I got a peek
before the Film Arts Foundation's showing on
Wednesday at David Brown's "The
Far,'' a funny and terrifying
look at what's been delaying the new Bay
Bridge. My favorite startling moment of this tale is when
Mary King, head of the Bay
Design Task Force, complains that when she went to Treasure Island
to talk with redevelopment director Annemarie Conroy about plans for
bridge, Conroy gave her only a
dry sandwich for lunch. It was bologna, she said, and as I reflect
upon it today, maybe she was kidding.
possibility that she wasn't tells you all you need to know about
the spirit of cooperation in which this project has
San Francisco Examiner
up Bay Bridge Changes?
SAN FRANCISCO -
For a filmmaker whose
documentaries frequently extol grass-roots democracy, the realization
that too much civic involvement is possible came as a surprise to
David L. Brown.
March 10, 2006
But after six months of research
and filming for his latest project about the construction of the
eastern span of the Bay Bridge, it's hard to deny, Brown said. A
Brisbane resident, he figures it was too much input from too many
voices, coupled with political meddling that is primarily to blame for
the 16-year delay in reconstructing the country's second busiest
bridge. In “The Bridge So Far: A Suspense Story,” scheduled to air
this Sunday, Brown humorously depicts the political backbiting,
engineering miscues, and marathon public debates with cartoons (a la
Michael Moore) along with commentary from the likes of satirist Will
political junkies and pocket protector-wearing engineers probably have
long planned to curl up on the couch Saturday and watch a documentary
about the ongoing construction of the new Bay Bridge.
why should the rest of us care to view "The Bridge So Far - A Suspense
Story" (5 p.m. Saturday on Channel 10)? After all, doesn't all that
political squabbling, bureaucratic mumbo jumbo and engineer geek-speak
just make your hair hurt? All we really care about is crossing the
bridge on a Saturday night without getting stalled in traffic or
tossed into the bay if the Big One hits, right?
also this: The documentary is very funny. And as a bonus, you'll find
yourself learning something - almost against your will.
producer-director David L. Brown was able to create a snarky and
compelling documentary - leaning more toward Michael Moore filmmaking

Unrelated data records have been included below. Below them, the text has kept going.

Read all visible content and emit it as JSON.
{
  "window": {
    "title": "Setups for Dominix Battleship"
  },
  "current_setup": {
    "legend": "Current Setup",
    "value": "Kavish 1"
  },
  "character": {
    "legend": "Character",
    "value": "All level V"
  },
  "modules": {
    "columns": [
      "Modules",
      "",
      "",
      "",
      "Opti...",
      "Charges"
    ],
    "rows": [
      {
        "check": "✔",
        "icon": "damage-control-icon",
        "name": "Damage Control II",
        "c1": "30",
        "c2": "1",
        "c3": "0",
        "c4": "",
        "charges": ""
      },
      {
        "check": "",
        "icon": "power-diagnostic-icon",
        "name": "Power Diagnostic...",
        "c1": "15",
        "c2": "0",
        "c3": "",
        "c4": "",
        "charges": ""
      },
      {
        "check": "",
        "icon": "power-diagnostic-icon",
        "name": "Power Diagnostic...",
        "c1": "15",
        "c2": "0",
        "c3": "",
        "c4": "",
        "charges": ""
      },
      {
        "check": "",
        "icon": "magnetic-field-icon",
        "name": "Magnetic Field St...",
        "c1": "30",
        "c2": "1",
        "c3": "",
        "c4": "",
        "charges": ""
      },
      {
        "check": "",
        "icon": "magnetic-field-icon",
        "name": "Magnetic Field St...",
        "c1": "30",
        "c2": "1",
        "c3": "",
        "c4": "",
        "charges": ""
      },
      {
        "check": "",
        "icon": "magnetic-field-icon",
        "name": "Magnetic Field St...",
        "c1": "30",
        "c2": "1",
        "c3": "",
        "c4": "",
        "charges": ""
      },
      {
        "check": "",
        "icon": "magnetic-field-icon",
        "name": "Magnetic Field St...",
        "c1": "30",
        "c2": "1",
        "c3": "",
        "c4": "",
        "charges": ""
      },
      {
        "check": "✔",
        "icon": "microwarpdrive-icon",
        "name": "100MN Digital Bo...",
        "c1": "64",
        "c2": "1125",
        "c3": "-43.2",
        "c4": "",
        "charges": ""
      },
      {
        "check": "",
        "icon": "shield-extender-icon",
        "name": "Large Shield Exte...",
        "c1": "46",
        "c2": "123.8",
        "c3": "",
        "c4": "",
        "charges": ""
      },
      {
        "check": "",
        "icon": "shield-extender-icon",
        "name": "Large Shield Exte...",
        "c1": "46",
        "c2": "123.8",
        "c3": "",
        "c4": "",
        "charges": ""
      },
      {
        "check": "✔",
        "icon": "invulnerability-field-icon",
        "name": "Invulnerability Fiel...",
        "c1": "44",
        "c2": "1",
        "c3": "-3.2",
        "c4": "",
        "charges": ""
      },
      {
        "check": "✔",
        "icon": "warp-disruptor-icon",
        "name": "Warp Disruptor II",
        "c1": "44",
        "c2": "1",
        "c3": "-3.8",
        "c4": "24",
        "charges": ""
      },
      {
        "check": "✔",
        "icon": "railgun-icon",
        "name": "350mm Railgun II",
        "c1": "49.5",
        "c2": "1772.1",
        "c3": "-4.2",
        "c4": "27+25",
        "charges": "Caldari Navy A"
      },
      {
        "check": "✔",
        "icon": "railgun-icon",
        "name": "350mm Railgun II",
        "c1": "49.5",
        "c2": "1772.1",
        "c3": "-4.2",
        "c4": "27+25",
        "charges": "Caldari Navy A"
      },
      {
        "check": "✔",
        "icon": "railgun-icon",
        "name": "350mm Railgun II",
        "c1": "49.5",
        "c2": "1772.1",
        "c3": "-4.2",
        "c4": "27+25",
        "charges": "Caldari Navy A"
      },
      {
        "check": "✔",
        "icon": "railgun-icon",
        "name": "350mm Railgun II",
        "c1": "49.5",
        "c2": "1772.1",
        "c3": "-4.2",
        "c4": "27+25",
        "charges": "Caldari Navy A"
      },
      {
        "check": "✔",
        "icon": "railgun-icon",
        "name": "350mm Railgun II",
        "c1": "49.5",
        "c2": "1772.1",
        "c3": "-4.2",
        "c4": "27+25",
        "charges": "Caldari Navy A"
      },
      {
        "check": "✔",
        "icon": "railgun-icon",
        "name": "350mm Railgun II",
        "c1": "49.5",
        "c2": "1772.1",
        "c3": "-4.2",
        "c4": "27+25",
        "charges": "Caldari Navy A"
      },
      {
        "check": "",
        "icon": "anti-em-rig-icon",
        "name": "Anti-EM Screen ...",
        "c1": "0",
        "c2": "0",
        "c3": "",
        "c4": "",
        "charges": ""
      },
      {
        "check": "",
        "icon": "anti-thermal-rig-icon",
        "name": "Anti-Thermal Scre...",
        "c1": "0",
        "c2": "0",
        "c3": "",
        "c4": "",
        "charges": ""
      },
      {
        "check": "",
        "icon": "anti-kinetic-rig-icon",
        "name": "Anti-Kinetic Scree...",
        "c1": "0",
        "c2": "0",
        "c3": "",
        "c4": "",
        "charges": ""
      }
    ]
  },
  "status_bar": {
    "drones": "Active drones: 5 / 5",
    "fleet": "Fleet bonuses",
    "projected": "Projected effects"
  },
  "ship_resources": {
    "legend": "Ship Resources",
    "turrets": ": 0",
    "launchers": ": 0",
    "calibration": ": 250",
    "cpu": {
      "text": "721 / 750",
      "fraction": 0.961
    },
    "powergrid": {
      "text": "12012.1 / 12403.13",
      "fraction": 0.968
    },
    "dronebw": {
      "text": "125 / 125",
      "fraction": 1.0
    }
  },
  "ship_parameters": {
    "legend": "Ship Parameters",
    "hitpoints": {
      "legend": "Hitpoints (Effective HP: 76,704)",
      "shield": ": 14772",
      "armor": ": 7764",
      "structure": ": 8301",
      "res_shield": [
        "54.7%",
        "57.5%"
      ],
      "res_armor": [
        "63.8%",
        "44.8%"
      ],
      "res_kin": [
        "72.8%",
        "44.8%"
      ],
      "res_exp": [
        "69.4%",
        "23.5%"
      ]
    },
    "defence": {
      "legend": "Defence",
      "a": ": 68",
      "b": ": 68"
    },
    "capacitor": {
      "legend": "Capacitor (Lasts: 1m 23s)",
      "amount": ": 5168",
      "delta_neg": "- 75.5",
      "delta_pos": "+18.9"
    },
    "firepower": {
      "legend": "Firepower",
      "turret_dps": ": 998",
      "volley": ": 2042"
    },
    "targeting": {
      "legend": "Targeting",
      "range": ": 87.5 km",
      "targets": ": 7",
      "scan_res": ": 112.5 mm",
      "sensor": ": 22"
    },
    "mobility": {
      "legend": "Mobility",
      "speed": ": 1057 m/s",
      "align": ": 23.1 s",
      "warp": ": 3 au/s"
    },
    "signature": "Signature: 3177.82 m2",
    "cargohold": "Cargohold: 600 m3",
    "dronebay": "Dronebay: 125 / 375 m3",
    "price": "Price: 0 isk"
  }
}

territory than Ken Burns - is surprising in itself. See, Brown's
project was sponsored by the Professional Engineers in California
Government, an organization that represents Caltrans workers.